The mall had one job this week: prove to Wall Street that the world hasn’t ended for conventional brick-and-mortar retail. That’s all it took to push store stocks like Macy’s Inc (NYSE:M), Nordstrom, Inc. (NYSE:JWN) and Dillard’s, Inc. (NYSE:DDS) up 13%-21% since the doors opened on Black Friday.
Amazon.com, Inc. (NASDAQ:AMZN), meanwhile, has at best drifted down about 2% over the same timeframe. On that level, at least, the mall is “winning” the season … but the real question is what happens when the holidays are over.
One reason brick and mortar is rebounding so fast is that sentiment around retail was already so dismal that it didn’t take a lot of good news to bend the bear trend.
Think of it as the reverse of a stock with a sky-high valuation dropping like a rock when earnings miss by a fraction of a penny — the math to support the stock price has gotten so precarious that a tiny readjustment blows the entire house of cards down.
AMZN currently trades at a lofty 146X next year’s earnings estimate and is vulnerable to that kind of blowback. The mall stocks, on the other hand, were priced for the apocalypse, where those dynamics work the other way. When you’re a company like Macy’s priced at 9X forward earnings, even a little confidence in the status quo is all the vultures need.
The ray of light this season is as simple as it gets. People actually got in the car and went to the mall this weekend. Not everyone stayed home and bought all their holiday gifts online.
According to National Retail Federation surveys, brick and mortar played a role in 70% of all retail activity over the long weekend, which sounds healthy — until you consider that a decade ago that number would be close enough to 100% to squelch any controversy.
That’s not really a winning trend for anyone but AMZN and its spawn, although it’s clear that the chain stores are going to delay the day of reckoning at least one more year.
An Opportunistic Swing Trade?
Still, I’m not convinced these stocks are anything but an opportunistic swing trade right now. There’s no mall retailer lighting up my screens, and I don’t expect that to change until I see truly compelling pricing combined with a clear strategic route to compete with online retail in the long haul. Rearranging the deck chairs on the display floor to bring in the crowds is good for a bounce, but that’s about it.
Black Friday shopping is a once-a-year tradition at this point. We’ll need those crowds to stick around for the other 51 weekends of the New Year to see the real recovery here — and we’ll need proof those people are buying the merchandise they drive out to see.
Buried in those National Retail Federation numbers is the ominous note that 64 million people are shopping “both online and in stores,” which means they’re in the showroom grabbing the in-store deals and then lining up electronic shopping carts to match everything else. Until the malls transform their business models to get into the showrooming business, that’s not really a long-term future.

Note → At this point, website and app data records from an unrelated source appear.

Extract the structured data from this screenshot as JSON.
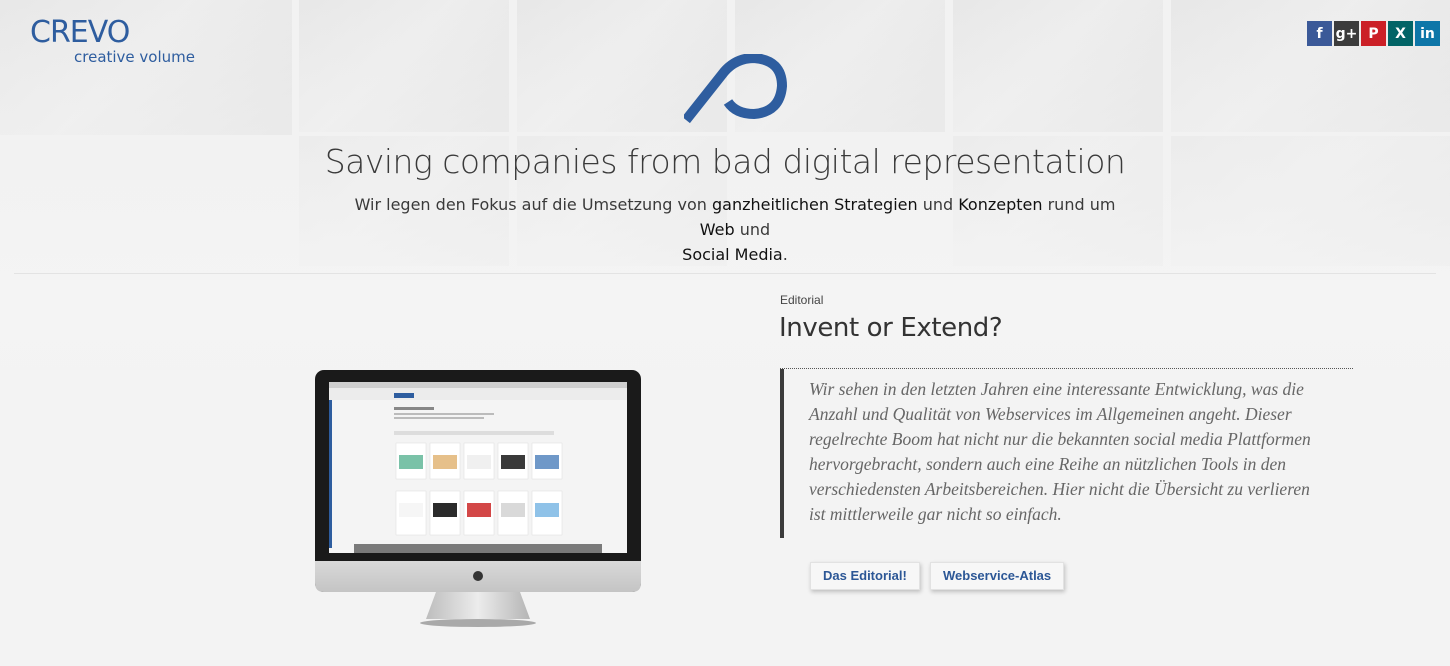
{
  "brand": {
    "name": "CREVO",
    "tagline": "creative volume",
    "color": "#2e5d9f"
  },
  "social": [
    {
      "name": "facebook-icon",
      "glyph": "f",
      "color": "#3b5998"
    },
    {
      "name": "google-plus-icon",
      "glyph": "g+",
      "color": "#3c3c3c"
    },
    {
      "name": "pinterest-icon",
      "glyph": "P",
      "color": "#cb2027"
    },
    {
      "name": "xing-icon",
      "glyph": "X",
      "color": "#026466"
    },
    {
      "name": "linkedin-icon",
      "glyph": "in",
      "color": "#0e76a8"
    }
  ],
  "hero": {
    "title": "Saving companies from bad digital representation",
    "sub_1": "Wir legen den Fokus auf die Umsetzung von ",
    "bold_strategies": "ganzheitlichen Strategien",
    "sub_and_1": " und ",
    "bold_concepts": "Konzepten",
    "sub_around": " rund um ",
    "bold_web": "Web",
    "sub_and_2": " und ",
    "bold_social": "Social Media",
    "sub_end": "."
  },
  "editorial": {
    "kicker": "Editorial",
    "headline": "Invent or Extend?",
    "quote": "Wir sehen in den letzten Jahren eine interessante Entwicklung, was die Anzahl und Qualität von Webservices im Allgemeinen angeht. Dieser regelrechte Boom hat nicht nur die bekannten social media Plattformen hervorgebracht, sondern auch eine Reihe an nützlichen Tools in den verschiedensten Arbeitsbereichen. Hier nicht die Übersicht zu verlieren ist mittlerweile gar nicht so einfach.",
    "buttons": {
      "editorial": "Das Editorial!",
      "atlas": "Webservice-Atlas"
    }
  }
}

At best, I believe the inevitable is only being delayed.
Retail stocks traditionally surge this time of year, and we should rejoice in their good seasonal fortune. But when January rolls around, remember that while Macy’s is up big here around $24, it’s going to take a lot more to get a cheer out of long-term shareholders who were in it two years ago at $66.
It’s not winning the holiday that makes these charts. That’s what AMZN does the other 51 weeks of the year.
Hilary Kramer is the editor of GameChangers, Breakout Stocks, High Octane Trader, Absolute Capital Return and Value Authority. She is an accomplished investment specialist and market strategist with more than 25 years of experience in portfolio management, equity research, trading, and risk management. She has extensive expertise in global financial management, asset allocation, investment banking and private equity ventures, and is regularly sought after to provide her analysis on Bloomberg, CNBC, Fox Business Network and other media.